— PROBLEM STATEMENT —
Return the data exactly, apart from leaving out the pictures.

— DATA FOR REVIEW —
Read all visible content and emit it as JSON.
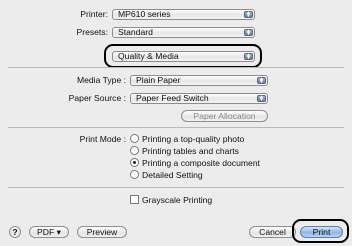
{
  "printer": {
    "label": "Printer:",
    "value": "MP610 series"
  },
  "presets": {
    "label": "Presets:",
    "value": "Standard"
  },
  "panel_menu": {
    "value": "Quality & Media"
  },
  "media_type": {
    "label": "Media Type :",
    "value": "Plain Paper"
  },
  "paper_source": {
    "label": "Paper Source :",
    "value": "Paper Feed Switch"
  },
  "paper_allocation_label": "Paper Allocation",
  "print_mode": {
    "label": "Print Mode :",
    "options": [
      {
        "label": "Printing a top-quality photo",
        "selected": false
      },
      {
        "label": "Printing tables and charts",
        "selected": false
      },
      {
        "label": "Printing a composite document",
        "selected": true
      },
      {
        "label": "Detailed Setting",
        "selected": false
      }
    ]
  },
  "grayscale": {
    "label": "Grayscale Printing",
    "checked": false
  },
  "footer": {
    "help_label": "?",
    "pdf_label": "PDF ▾",
    "preview_label": "Preview",
    "cancel_label": "Cancel",
    "print_label": "Print"
  }
}
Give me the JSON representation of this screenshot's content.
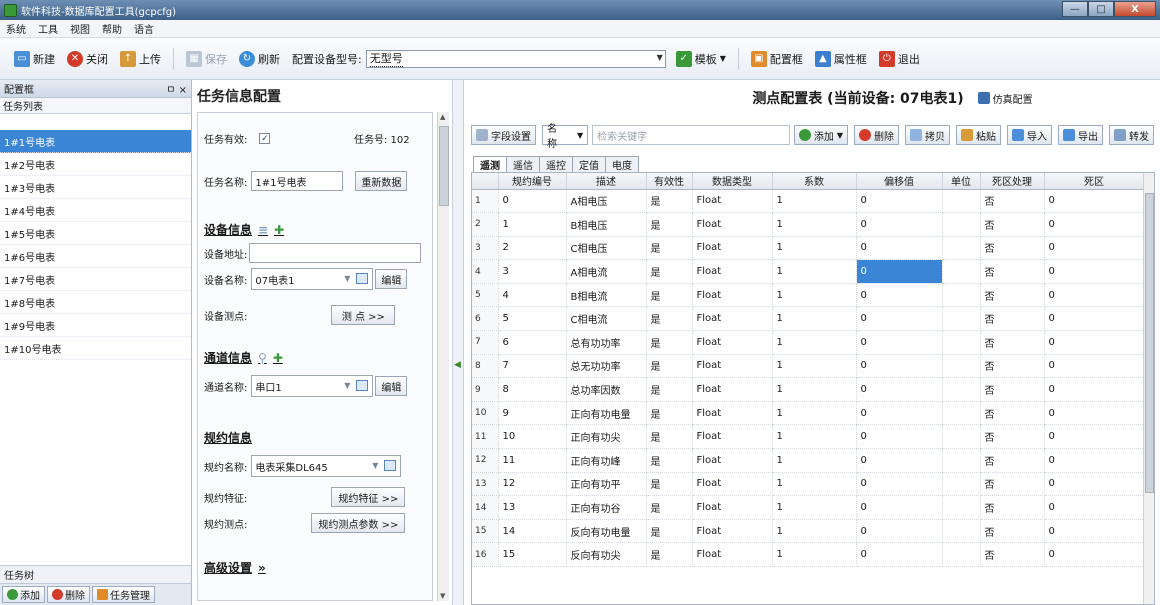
{
  "window": {
    "title": "软件科技-数据库配置工具(gcpcfg)",
    "buttons": [
      "—",
      "□",
      "X"
    ]
  },
  "menu": [
    "系统",
    "工具",
    "视图",
    "帮助",
    "语言"
  ],
  "toolbar": {
    "new_label": "新建",
    "close_label": "关闭",
    "upload_label": "上传",
    "save_label": "保存",
    "refresh_label": "刷新",
    "device_type_label": "配置设备型号:",
    "device_type_value": "无型号",
    "template_label": "模板",
    "config_box_label": "配置框",
    "property_box_label": "属性框",
    "exit_label": "退出"
  },
  "left_panel": {
    "header": "配置框",
    "header_pin": "ㅁ ×",
    "sub_header": "任务列表",
    "tasks": [
      "1#1号电表",
      "1#2号电表",
      "1#3号电表",
      "1#4号电表",
      "1#5号电表",
      "1#6号电表",
      "1#7号电表",
      "1#8号电表",
      "1#9号电表",
      "1#10号电表"
    ],
    "selected_index": 0,
    "bottom_tab": "任务树",
    "add_label": "添加",
    "delete_label": "删除",
    "manage_label": "任务管理"
  },
  "task_config": {
    "title": "任务信息配置",
    "task_valid_label": "任务有效:",
    "task_valid_checked": "✓",
    "task_no_label": "任务号: 102",
    "task_name_label": "任务名称:",
    "task_name_value": "1#1号电表",
    "reconfig_button": "重新数据",
    "device_section": "设备信息",
    "device_addr_label": "设备地址:",
    "device_addr_value": "",
    "device_name_label": "设备名称:",
    "device_name_value": "07电表1",
    "edit_button": "编辑",
    "device_points_label": "设备测点:",
    "points_button": "测 点 >>",
    "channel_section": "通道信息",
    "channel_name_label": "通道名称:",
    "channel_name_value": "串口1",
    "channel_edit_button": "编辑",
    "protocol_section": "规约信息",
    "protocol_name_label": "规约名称:",
    "protocol_name_value": "电表采集DL645",
    "protocol_feature_label": "规约特征:",
    "protocol_feature_button": "规约特征 >>",
    "protocol_points_label": "规约测点:",
    "protocol_points_button": "规约测点参数 >>",
    "advanced_section": "高级设置",
    "advanced_icon": "»"
  },
  "point_config": {
    "title": "测点配置表 (当前设备: 07电表1)",
    "fill_link": "仿真配置",
    "field_settings_button": "字段设置",
    "search_field": "名称",
    "search_placeholder": "检索关键字",
    "add_button": "添加",
    "delete_button": "删除",
    "copy_button": "拷贝",
    "paste_button": "粘贴",
    "import_button": "导入",
    "export_button": "导出",
    "forward_button": "转发",
    "tabs": [
      "遥测",
      "遥信",
      "遥控",
      "定值",
      "电度"
    ],
    "active_tab": 0,
    "columns": [
      "",
      "规约编号",
      "描述",
      "有效性",
      "数据类型",
      "系数",
      "偏移值",
      "单位",
      "死区处理",
      "死区"
    ],
    "rows": [
      [
        "1",
        "0",
        "A相电压",
        "是",
        "Float",
        "1",
        "0",
        "",
        "否",
        "0"
      ],
      [
        "2",
        "1",
        "B相电压",
        "是",
        "Float",
        "1",
        "0",
        "",
        "否",
        "0"
      ],
      [
        "3",
        "2",
        "C相电压",
        "是",
        "Float",
        "1",
        "0",
        "",
        "否",
        "0"
      ],
      [
        "4",
        "3",
        "A相电流",
        "是",
        "Float",
        "1",
        "0",
        "",
        "否",
        "0"
      ],
      [
        "5",
        "4",
        "B相电流",
        "是",
        "Float",
        "1",
        "0",
        "",
        "否",
        "0"
      ],
      [
        "6",
        "5",
        "C相电流",
        "是",
        "Float",
        "1",
        "0",
        "",
        "否",
        "0"
      ],
      [
        "7",
        "6",
        "总有功功率",
        "是",
        "Float",
        "1",
        "0",
        "",
        "否",
        "0"
      ],
      [
        "8",
        "7",
        "总无功功率",
        "是",
        "Float",
        "1",
        "0",
        "",
        "否",
        "0"
      ],
      [
        "9",
        "8",
        "总功率因数",
        "是",
        "Float",
        "1",
        "0",
        "",
        "否",
        "0"
      ],
      [
        "10",
        "9",
        "正向有功电量",
        "是",
        "Float",
        "1",
        "0",
        "",
        "否",
        "0"
      ],
      [
        "11",
        "10",
        "正向有功尖",
        "是",
        "Float",
        "1",
        "0",
        "",
        "否",
        "0"
      ],
      [
        "12",
        "11",
        "正向有功峰",
        "是",
        "Float",
        "1",
        "0",
        "",
        "否",
        "0"
      ],
      [
        "13",
        "12",
        "正向有功平",
        "是",
        "Float",
        "1",
        "0",
        "",
        "否",
        "0"
      ],
      [
        "14",
        "13",
        "正向有功谷",
        "是",
        "Float",
        "1",
        "0",
        "",
        "否",
        "0"
      ],
      [
        "15",
        "14",
        "反向有功电量",
        "是",
        "Float",
        "1",
        "0",
        "",
        "否",
        "0"
      ],
      [
        "16",
        "15",
        "反向有功尖",
        "是",
        "Float",
        "1",
        "0",
        "",
        "否",
        "0"
      ]
    ],
    "selected_cell": [
      3,
      6
    ]
  },
  "colors": {
    "accent": "#3b85d6",
    "close_red": "#d23a2a",
    "add_green": "#3a9a3a"
  }
}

— ANSWER SECTION —
Read all visible content and emit it as JSON.
{
  "printer": {
    "label": "Printer:",
    "value": "MP610 series"
  },
  "presets": {
    "label": "Presets:",
    "value": "Standard"
  },
  "panel_menu": {
    "value": "Quality & Media"
  },
  "media_type": {
    "label": "Media Type :",
    "value": "Plain Paper"
  },
  "paper_source": {
    "label": "Paper Source :",
    "value": "Paper Feed Switch"
  },
  "paper_allocation_label": "Paper Allocation",
  "print_mode": {
    "label": "Print Mode :",
    "options": [
      {
        "label": "Printing a top-quality photo",
        "selected": false
      },
      {
        "label": "Printing tables and charts",
        "selected": false
      },
      {
        "label": "Printing a composite document",
        "selected": true
      },
      {
        "label": "Detailed Setting",
        "selected": false
      }
    ]
  },
  "grayscale": {
    "label": "Grayscale Printing",
    "checked": false
  },
  "footer": {
    "help_label": "?",
    "pdf_label": "PDF ▾",
    "preview_label": "Preview",
    "cancel_label": "Cancel",
    "print_label": "Print"
  }
}
Give me the JSON representation of this screenshot's content.
{
  "window": {
    "title": "软件科技-数据库配置工具(gcpcfg)",
    "buttons": [
      "—",
      "□",
      "X"
    ]
  },
  "menu": [
    "系统",
    "工具",
    "视图",
    "帮助",
    "语言"
  ],
  "toolbar": {
    "new_label": "新建",
    "close_label": "关闭",
    "upload_label": "上传",
    "save_label": "保存",
    "refresh_label": "刷新",
    "device_type_label": "配置设备型号:",
    "device_type_value": "无型号",
    "template_label": "模板",
    "config_box_label": "配置框",
    "property_box_label": "属性框",
    "exit_label": "退出"
  },
  "left_panel": {
    "header": "配置框",
    "header_pin": "ㅁ ×",
    "sub_header": "任务列表",
    "tasks": [
      "1#1号电表",
      "1#2号电表",
      "1#3号电表",
      "1#4号电表",
      "1#5号电表",
      "1#6号电表",
      "1#7号电表",
      "1#8号电表",
      "1#9号电表",
      "1#10号电表"
    ],
    "selected_index": 0,
    "bottom_tab": "任务树",
    "add_label": "添加",
    "delete_label": "删除",
    "manage_label": "任务管理"
  },
  "task_config": {
    "title": "任务信息配置",
    "task_valid_label": "任务有效:",
    "task_valid_checked": "✓",
    "task_no_label": "任务号: 102",
    "task_name_label": "任务名称:",
    "task_name_value": "1#1号电表",
    "reconfig_button": "重新数据",
    "device_section": "设备信息",
    "device_addr_label": "设备地址:",
    "device_addr_value": "",
    "device_name_label": "设备名称:",
    "device_name_value": "07电表1",
    "edit_button": "编辑",
    "device_points_label": "设备测点:",
    "points_button": "测 点 >>",
    "channel_section": "通道信息",
    "channel_name_label": "通道名称:",
    "channel_name_value": "串口1",
    "channel_edit_button": "编辑",
    "protocol_section": "规约信息",
    "protocol_name_label": "规约名称:",
    "protocol_name_value": "电表采集DL645",
    "protocol_feature_label": "规约特征:",
    "protocol_feature_button": "规约特征 >>",
    "protocol_points_label": "规约测点:",
    "protocol_points_button": "规约测点参数 >>",
    "advanced_section": "高级设置",
    "advanced_icon": "»"
  },
  "point_config": {
    "title": "测点配置表 (当前设备: 07电表1)",
    "fill_link": "仿真配置",
    "field_settings_button": "字段设置",
    "search_field": "名称",
    "search_placeholder": "检索关键字",
    "add_button": "添加",
    "delete_button": "删除",
    "copy_button": "拷贝",
    "paste_button": "粘贴",
    "import_button": "导入",
    "export_button": "导出",
    "forward_button": "转发",
    "tabs": [
      "遥测",
      "遥信",
      "遥控",
      "定值",
      "电度"
    ],
    "active_tab": 0,
    "columns": [
      "",
      "规约编号",
      "描述",
      "有效性",
      "数据类型",
      "系数",
      "偏移值",
      "单位",
      "死区处理",
      "死区"
    ],
    "rows": [
      [
        "1",
        "0",
        "A相电压",
        "是",
        "Float",
        "1",
        "0",
        "",
        "否",
        "0"
      ],
      [
        "2",
        "1",
        "B相电压",
        "是",
        "Float",
        "1",
        "0",
        "",
        "否",
        "0"
      ],
      [
        "3",
        "2",
        "C相电压",
        "是",
        "Float",
        "1",
        "0",
        "",
        "否",
        "0"
      ],
      [
        "4",
        "3",
        "A相电流",
        "是",
        "Float",
        "1",
        "0",
        "",
        "否",
        "0"
      ],
      [
        "5",
        "4",
        "B相电流",
        "是",
        "Float",
        "1",
        "0",
        "",
        "否",
        "0"
      ],
      [
        "6",
        "5",
        "C相电流",
        "是",
        "Float",
        "1",
        "0",
        "",
        "否",
        "0"
      ],
      [
        "7",
        "6",
        "总有功功率",
        "是",
        "Float",
        "1",
        "0",
        "",
        "否",
        "0"
      ],
      [
        "8",
        "7",
        "总无功功率",
        "是",
        "Float",
        "1",
        "0",
        "",
        "否",
        "0"
      ],
      [
        "9",
        "8",
        "总功率因数",
        "是",
        "Float",
        "1",
        "0",
        "",
        "否",
        "0"
      ],
      [
        "10",
        "9",
        "正向有功电量",
        "是",
        "Float",
        "1",
        "0",
        "",
        "否",
        "0"
      ],
      [
        "11",
        "10",
        "正向有功尖",
        "是",
        "Float",
        "1",
        "0",
        "",
        "否",
        "0"
      ],
      [
        "12",
        "11",
        "正向有功峰",
        "是",
        "Float",
        "1",
        "0",
        "",
        "否",
        "0"
      ],
      [
        "13",
        "12",
        "正向有功平",
        "是",
        "Float",
        "1",
        "0",
        "",
        "否",
        "0"
      ],
      [
        "14",
        "13",
        "正向有功谷",
        "是",
        "Float",
        "1",
        "0",
        "",
        "否",
        "0"
      ],
      [
        "15",
        "14",
        "反向有功电量",
        "是",
        "Float",
        "1",
        "0",
        "",
        "否",
        "0"
      ],
      [
        "16",
        "15",
        "反向有功尖",
        "是",
        "Float",
        "1",
        "0",
        "",
        "否",
        "0"
      ]
    ],
    "selected_cell": [
      3,
      6
    ]
  },
  "colors": {
    "accent": "#3b85d6",
    "close_red": "#d23a2a",
    "add_green": "#3a9a3a"
  }
}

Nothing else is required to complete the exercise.